Pirates holding a Ukrainian cargo ship loaded with tanks have sacked Somali middlemen trying to secure its release and are negotiating directly with the owners, an associate of the gang said on Thursday.
Gunmen from Somalia caused havoc in one of the world's busiest shipping lanes last year, hijacking dozens of ships and demanding tens of millions of dollars in ransom payments to free them.
The MV Faina was carrying 33 Soviet-era T-72 tanks and other weapons when it was seized in September.
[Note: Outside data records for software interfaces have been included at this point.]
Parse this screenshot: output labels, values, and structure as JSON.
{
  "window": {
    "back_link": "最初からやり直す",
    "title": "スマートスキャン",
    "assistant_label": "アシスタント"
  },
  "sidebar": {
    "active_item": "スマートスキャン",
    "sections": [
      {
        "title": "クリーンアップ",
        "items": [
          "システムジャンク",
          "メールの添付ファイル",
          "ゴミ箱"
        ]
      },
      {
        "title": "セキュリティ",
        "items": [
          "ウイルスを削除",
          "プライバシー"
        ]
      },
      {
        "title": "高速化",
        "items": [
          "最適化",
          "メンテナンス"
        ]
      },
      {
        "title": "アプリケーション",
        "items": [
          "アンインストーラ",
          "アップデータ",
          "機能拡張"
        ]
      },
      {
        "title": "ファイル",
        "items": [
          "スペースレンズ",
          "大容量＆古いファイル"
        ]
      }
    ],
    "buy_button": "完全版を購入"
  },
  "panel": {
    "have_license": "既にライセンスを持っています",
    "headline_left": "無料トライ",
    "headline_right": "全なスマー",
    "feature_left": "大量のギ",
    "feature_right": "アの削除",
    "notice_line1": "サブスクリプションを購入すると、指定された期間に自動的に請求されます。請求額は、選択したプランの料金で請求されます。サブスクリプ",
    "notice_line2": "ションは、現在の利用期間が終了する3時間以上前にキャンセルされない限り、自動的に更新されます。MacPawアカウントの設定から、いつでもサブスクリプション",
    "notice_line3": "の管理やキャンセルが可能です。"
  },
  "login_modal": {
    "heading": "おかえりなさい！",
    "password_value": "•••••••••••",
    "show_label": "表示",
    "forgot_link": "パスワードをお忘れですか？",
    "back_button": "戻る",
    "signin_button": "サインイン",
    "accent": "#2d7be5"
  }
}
The pirates initially demanded a $20 million ransom, lowered to $5 million.
Osman Farah, an onshore associate of the gang on the Faina, said his colleagues now expected more than $5 million after they sacked the middlemen negotiating on their behalf.
"Somali brokers had been delaying the process by reporting only half, or less, of the ransom being offered," Farah told Reuters by telephone from the coastal town of Haradheere.
"So the pirates are now directly negotiating with the Ukrainians and we hope things will be better now they are expecting more then $5 million and the ship will be freed soon."
The Faina's owners could not immediately be reached.
The hijackings have raised insurance costs, prompted some owners to go around South Africa instead of via the Suez Canal and triggered an unprecedented deployment by foreign navies.
Last week the pirates released a Saudi Arabian supertanker, the Sirius Star, after a $3 million ransom was parachuted onto its deck. The vessel was carrying crude oil worth $100 million.
In a Reuters interview on Saturday, Somalia's interim President Sheikh Aden Madobe said ransom payments only encouraged piracy.